> **What to work on**: Reproduce the records word for word, with nothing left out.

> **Given information**:

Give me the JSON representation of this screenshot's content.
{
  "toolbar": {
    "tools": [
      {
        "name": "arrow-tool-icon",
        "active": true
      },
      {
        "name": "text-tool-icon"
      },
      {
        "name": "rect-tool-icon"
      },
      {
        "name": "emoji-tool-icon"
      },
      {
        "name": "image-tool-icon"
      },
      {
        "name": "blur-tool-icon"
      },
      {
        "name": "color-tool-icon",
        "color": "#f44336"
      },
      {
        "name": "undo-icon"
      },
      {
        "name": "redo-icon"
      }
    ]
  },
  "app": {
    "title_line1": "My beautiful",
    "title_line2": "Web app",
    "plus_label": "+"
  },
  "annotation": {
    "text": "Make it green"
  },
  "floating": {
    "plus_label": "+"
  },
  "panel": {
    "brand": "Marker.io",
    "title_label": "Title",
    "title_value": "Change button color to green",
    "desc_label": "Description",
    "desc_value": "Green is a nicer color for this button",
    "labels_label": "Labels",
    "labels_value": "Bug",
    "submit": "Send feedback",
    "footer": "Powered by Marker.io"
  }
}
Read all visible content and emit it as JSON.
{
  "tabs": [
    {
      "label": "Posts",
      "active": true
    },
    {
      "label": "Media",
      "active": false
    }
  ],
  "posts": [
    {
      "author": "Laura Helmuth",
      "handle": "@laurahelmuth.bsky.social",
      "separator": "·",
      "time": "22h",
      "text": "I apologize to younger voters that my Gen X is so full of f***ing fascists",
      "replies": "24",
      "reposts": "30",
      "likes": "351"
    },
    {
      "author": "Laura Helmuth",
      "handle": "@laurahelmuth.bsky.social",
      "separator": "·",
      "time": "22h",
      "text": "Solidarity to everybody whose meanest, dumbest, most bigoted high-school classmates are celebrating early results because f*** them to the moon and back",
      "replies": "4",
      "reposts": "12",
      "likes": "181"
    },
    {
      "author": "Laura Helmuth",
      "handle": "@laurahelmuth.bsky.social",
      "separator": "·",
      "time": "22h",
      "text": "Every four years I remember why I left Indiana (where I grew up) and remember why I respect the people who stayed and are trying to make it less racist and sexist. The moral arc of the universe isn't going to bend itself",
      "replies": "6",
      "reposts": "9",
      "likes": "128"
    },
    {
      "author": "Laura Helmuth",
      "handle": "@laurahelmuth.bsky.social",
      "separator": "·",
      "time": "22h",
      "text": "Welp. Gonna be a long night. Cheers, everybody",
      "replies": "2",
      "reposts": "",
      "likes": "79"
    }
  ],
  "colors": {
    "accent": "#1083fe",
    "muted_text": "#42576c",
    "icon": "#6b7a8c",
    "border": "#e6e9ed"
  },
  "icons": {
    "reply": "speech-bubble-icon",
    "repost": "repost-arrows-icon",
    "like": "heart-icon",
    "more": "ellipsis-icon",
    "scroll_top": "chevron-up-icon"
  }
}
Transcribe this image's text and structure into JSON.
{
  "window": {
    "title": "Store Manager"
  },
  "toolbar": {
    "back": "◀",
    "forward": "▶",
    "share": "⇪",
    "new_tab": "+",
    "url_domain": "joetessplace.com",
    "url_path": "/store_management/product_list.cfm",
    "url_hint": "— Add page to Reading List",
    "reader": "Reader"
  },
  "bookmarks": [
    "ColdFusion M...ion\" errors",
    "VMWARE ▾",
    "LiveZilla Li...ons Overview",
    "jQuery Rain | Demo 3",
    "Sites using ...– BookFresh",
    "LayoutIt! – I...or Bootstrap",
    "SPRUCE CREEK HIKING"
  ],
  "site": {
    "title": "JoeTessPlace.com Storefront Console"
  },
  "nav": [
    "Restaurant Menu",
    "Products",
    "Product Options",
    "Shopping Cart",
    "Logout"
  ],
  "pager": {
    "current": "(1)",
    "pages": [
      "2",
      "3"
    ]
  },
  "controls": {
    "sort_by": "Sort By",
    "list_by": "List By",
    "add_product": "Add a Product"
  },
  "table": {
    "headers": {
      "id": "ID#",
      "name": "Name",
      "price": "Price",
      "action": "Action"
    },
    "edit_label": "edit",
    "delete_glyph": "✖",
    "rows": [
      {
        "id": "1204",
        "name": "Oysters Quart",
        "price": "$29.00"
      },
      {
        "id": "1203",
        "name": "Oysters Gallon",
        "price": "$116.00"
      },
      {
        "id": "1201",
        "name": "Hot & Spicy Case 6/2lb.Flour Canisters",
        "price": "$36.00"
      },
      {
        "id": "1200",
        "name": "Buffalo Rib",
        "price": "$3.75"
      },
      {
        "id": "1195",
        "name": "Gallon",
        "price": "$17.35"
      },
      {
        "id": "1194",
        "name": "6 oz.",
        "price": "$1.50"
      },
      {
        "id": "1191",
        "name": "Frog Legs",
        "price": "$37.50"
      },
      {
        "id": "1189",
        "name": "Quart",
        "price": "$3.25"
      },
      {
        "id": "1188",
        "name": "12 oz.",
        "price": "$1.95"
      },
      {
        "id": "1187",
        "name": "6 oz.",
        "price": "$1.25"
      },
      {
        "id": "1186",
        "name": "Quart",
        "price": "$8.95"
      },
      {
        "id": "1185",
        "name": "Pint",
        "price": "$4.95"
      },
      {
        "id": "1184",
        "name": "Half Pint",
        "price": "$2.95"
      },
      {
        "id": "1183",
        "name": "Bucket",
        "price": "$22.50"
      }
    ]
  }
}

> **Reply to the task**:
Give me the JSON representation of this screenshot's content.
{
  "toolbar": {
    "tools": [
      {
        "name": "arrow-tool-icon",
        "active": true
      },
      {
        "name": "text-tool-icon"
      },
      {
        "name": "rect-tool-icon"
      },
      {
        "name": "emoji-tool-icon"
      },
      {
        "name": "image-tool-icon"
      },
      {
        "name": "blur-tool-icon"
      },
      {
        "name": "color-tool-icon",
        "color": "#f44336"
      },
      {
        "name": "undo-icon"
      },
      {
        "name": "redo-icon"
      }
    ]
  },
  "app": {
    "title_line1": "My beautiful",
    "title_line2": "Web app",
    "plus_label": "+"
  },
  "annotation": {
    "text": "Make it green"
  },
  "floating": {
    "plus_label": "+"
  },
  "panel": {
    "brand": "Marker.io",
    "title_label": "Title",
    "title_value": "Change button color to green",
    "desc_label": "Description",
    "desc_value": "Green is a nicer color for this button",
    "labels_label": "Labels",
    "labels_value": "Bug",
    "submit": "Send feedback",
    "footer": "Powered by Marker.io"
  }
}
Read all visible content and emit it as JSON.
{
  "tabs": [
    {
      "label": "Posts",
      "active": true
    },
    {
      "label": "Media",
      "active": false
    }
  ],
  "posts": [
    {
      "author": "Laura Helmuth",
      "handle": "@laurahelmuth.bsky.social",
      "separator": "·",
      "time": "22h",
      "text": "I apologize to younger voters that my Gen X is so full of f***ing fascists",
      "replies": "24",
      "reposts": "30",
      "likes": "351"
    },
    {
      "author": "Laura Helmuth",
      "handle": "@laurahelmuth.bsky.social",
      "separator": "·",
      "time": "22h",
      "text": "Solidarity to everybody whose meanest, dumbest, most bigoted high-school classmates are celebrating early results because f*** them to the moon and back",
      "replies": "4",
      "reposts": "12",
      "likes": "181"
    },
    {
      "author": "Laura Helmuth",
      "handle": "@laurahelmuth.bsky.social",
      "separator": "·",
      "time": "22h",
      "text": "Every four years I remember why I left Indiana (where I grew up) and remember why I respect the people who stayed and are trying to make it less racist and sexist. The moral arc of the universe isn't going to bend itself",
      "replies": "6",
      "reposts": "9",
      "likes": "128"
    },
    {
      "author": "Laura Helmuth",
      "handle": "@laurahelmuth.bsky.social",
      "separator": "·",
      "time": "22h",
      "text": "Welp. Gonna be a long night. Cheers, everybody",
      "replies": "2",
      "reposts": "",
      "likes": "79"
    }
  ],
  "colors": {
    "accent": "#1083fe",
    "muted_text": "#42576c",
    "icon": "#6b7a8c",
    "border": "#e6e9ed"
  },
  "icons": {
    "reply": "speech-bubble-icon",
    "repost": "repost-arrows-icon",
    "like": "heart-icon",
    "more": "ellipsis-icon",
    "scroll_top": "chevron-up-icon"
  }
}
Transcribe this image's text and structure into JSON.
{
  "window": {
    "title": "Store Manager"
  },
  "toolbar": {
    "back": "◀",
    "forward": "▶",
    "share": "⇪",
    "new_tab": "+",
    "url_domain": "joetessplace.com",
    "url_path": "/store_management/product_list.cfm",
    "url_hint": "— Add page to Reading List",
    "reader": "Reader"
  },
  "bookmarks": [
    "ColdFusion M...ion\" errors",
    "VMWARE ▾",
    "LiveZilla Li...ons Overview",
    "jQuery Rain | Demo 3",
    "Sites using ...– BookFresh",
    "LayoutIt! – I...or Bootstrap",
    "SPRUCE CREEK HIKING"
  ],
  "site": {
    "title": "JoeTessPlace.com Storefront Console"
  },
  "nav": [
    "Restaurant Menu",
    "Products",
    "Product Options",
    "Shopping Cart",
    "Logout"
  ],
  "pager": {
    "current": "(1)",
    "pages": [
      "2",
      "3"
    ]
  },
  "controls": {
    "sort_by": "Sort By",
    "list_by": "List By",
    "add_product": "Add a Product"
  },
  "table": {
    "headers": {
      "id": "ID#",
      "name": "Name",
      "price": "Price",
      "action": "Action"
    },
    "edit_label": "edit",
    "delete_glyph": "✖",
    "rows": [
      {
        "id": "1204",
        "name": "Oysters Quart",
        "price": "$29.00"
      },
      {
        "id": "1203",
        "name": "Oysters Gallon",
        "price": "$116.00"
      },
      {
        "id": "1201",
        "name": "Hot & Spicy Case 6/2lb.Flour Canisters",
        "price": "$36.00"
      },
      {
        "id": "1200",
        "name": "Buffalo Rib",
        "price": "$3.75"
      },
      {
        "id": "1195",
        "name": "Gallon",
        "price": "$17.35"
      },
      {
        "id": "1194",
        "name": "6 oz.",
        "price": "$1.50"
      },
      {
        "id": "1191",
        "name": "Frog Legs",
        "price": "$37.50"
      },
      {
        "id": "1189",
        "name": "Quart",
        "price": "$3.25"
      },
      {
        "id": "1188",
        "name": "12 oz.",
        "price": "$1.95"
      },
      {
        "id": "1187",
        "name": "6 oz.",
        "price": "$1.25"
      },
      {
        "id": "1186",
        "name": "Quart",
        "price": "$8.95"
      },
      {
        "id": "1185",
        "name": "Pint",
        "price": "$4.95"
      },
      {
        "id": "1184",
        "name": "Half Pint",
        "price": "$2.95"
      },
      {
        "id": "1183",
        "name": "Bucket",
        "price": "$22.50"
      }
    ]
  }
}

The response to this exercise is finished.